“To Pimp a Butterfly,” released March 16, follows Kendrick Lamar’s 2012 breakthrough album “good kid, m.A.A.d. city.” Billed as “a Short Film by Kendrick Lamar” on the cover, “good kid” made use of eerie spoken-word vignettes to tell the tragic—and often violent—story of the musician’s adolescence in Compton. However, “Butterfly” is something of a departure for Lamar.
Where “good kid” dealt in West Coast G-funk and trap-influenced beats, the new album is a fierce bricolage of soul, jazz and hymnals, thanks in no small part to the production of collaborators ranging from Flying Lotus and Thundercat to George Clinton and Robert Glasper.
But despite the varied influences, “Butterfly” is by no means easy listening. On centerpiece “u,” Lamar howls “Loving you is complicated!” until the backing track disintegrates, fluttering from left to right as if it were being played through a broken AUX cord. When the beat returns, Kendrick is slurring about depression and self-loathing over the din of clinking bottles.
At times, it’s a visceral listen—harrowing, even. But when taken as a whole, “To Pimp a Butterfly” is Kendrick’s best work yet: fierce, thought-provoking, dark and powerful.
Over the course of the album’s 16 tracks, Kendrick wrestles with a variety of themes: consumerism (“Wesley’s Theory”), poverty (“Institutionalized”), spirituality (“How Much a Dollar Cost”) and record-industry exploitation (“For Sale?”), just to name a few.

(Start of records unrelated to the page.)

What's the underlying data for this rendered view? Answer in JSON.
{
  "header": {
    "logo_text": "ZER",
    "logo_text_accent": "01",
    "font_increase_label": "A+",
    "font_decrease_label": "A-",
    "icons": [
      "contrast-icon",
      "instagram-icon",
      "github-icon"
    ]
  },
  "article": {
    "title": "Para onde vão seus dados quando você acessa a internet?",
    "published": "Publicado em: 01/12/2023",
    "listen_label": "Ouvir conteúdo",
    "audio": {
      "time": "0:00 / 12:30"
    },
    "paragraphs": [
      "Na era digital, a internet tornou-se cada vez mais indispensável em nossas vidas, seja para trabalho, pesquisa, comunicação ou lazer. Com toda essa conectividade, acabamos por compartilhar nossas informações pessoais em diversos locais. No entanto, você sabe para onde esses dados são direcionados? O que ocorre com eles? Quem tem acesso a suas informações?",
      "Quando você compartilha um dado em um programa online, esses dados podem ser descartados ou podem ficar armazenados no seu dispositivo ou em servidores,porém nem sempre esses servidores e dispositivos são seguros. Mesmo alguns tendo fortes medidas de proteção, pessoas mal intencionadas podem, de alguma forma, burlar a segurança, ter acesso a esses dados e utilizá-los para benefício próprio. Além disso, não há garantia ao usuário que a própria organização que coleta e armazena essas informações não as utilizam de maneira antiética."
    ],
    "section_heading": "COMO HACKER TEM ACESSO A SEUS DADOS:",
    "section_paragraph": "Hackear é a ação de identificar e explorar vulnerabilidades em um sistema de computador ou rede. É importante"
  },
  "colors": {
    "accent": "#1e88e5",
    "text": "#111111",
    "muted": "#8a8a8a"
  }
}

But from the very first sample on the record (which can’t be printed here for a variety of reasons), it’s clear that “To Pimp a Butterfly” is above all an album about race and everything it entails—from pan-Africanism to respectability politics.

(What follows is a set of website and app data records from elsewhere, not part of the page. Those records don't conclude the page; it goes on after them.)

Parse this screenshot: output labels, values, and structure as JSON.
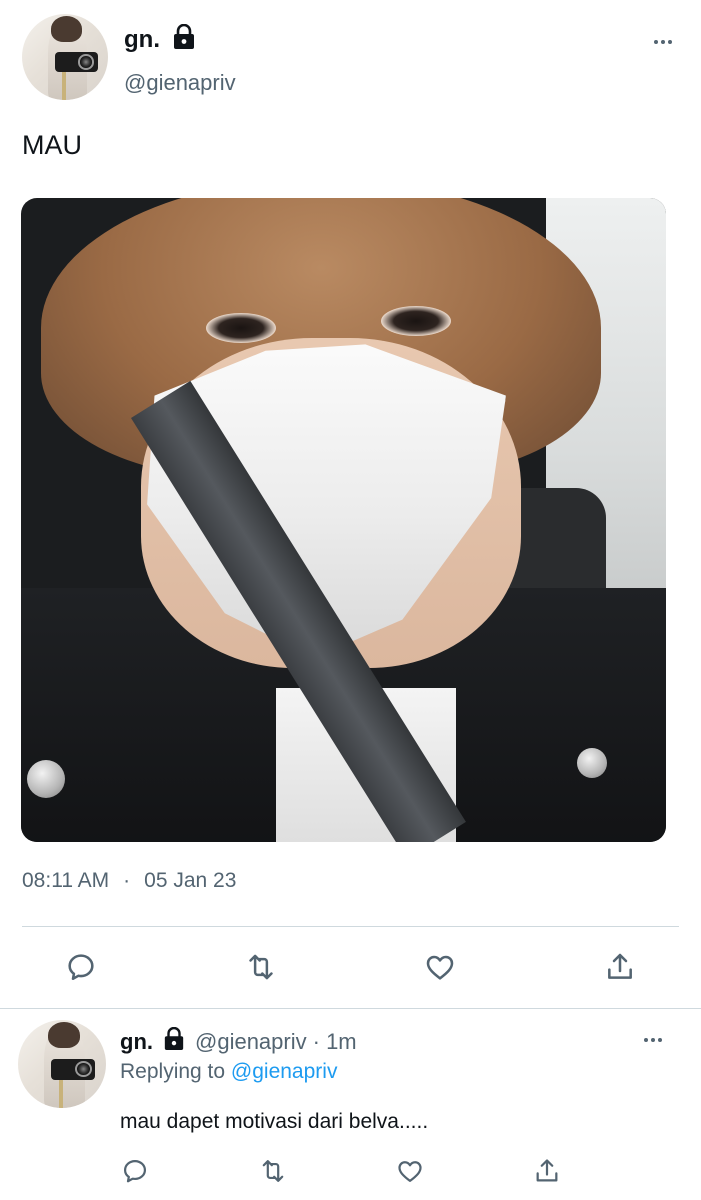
{
  "tweet": {
    "author_name": "gn.",
    "author_handle": "@gienapriv",
    "text": "MAU",
    "time": "08:11 AM",
    "separator": "·",
    "date": "05 Jan 23"
  },
  "reply": {
    "author_name": "gn.",
    "author_handle": "@gienapriv",
    "age": "· 1m",
    "replying_prefix": "Replying to",
    "replying_to": "@gienapriv",
    "text": "mau dapet motivasi dari belva....."
  },
  "icons": [
    "lock-icon",
    "more-icon",
    "reply-icon",
    "retweet-icon",
    "like-icon",
    "share-icon"
  ],
  "colors": {
    "text": "#0f1419",
    "secondary": "#536471",
    "link": "#1d9bf0",
    "divider": "#cfd9de"
  }
}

Yet, it’s the album’s final track, “Mortal Man,” that might just canonize the album for the history books. Lamar speaks of Nelson Mandela and mulls over a breezy chord progression: “Can you be immortalized without your life being expired? / Even though you share the same blood, is it worth the time?”
The backing track fades away, but Kendrick keeps talking, tying together the skits scattered throughout the album. And then, at the album’s zenith, he’s talking with his martyred idol, Tupac Shakur, explaining the album’s central conceit: “The butterfly represents the talent, the thoughtfulness, and the beauty within the caterpillar. But having a harsh outlook on life, the caterpillar sees the butterfly as weak and figures out a way to pimp it to his own benefits. Already surrounded by this mad city, the caterpillar goes to work on the cocoon which institutionalized him…He can no longer see past his own thoughts. He’s trapped.”
Lamar’s an iconoclastic figure, and almost everything post-”good kid” has proven controversial—from the politics to the production. But at the end of the day, he’s the sort of artist that merits unabashed superlatives. In this reviewer’s opinion, with “To Pimp a Butterfly,” Kendrick has secured a place as one of the single most important voices in contemporary American music.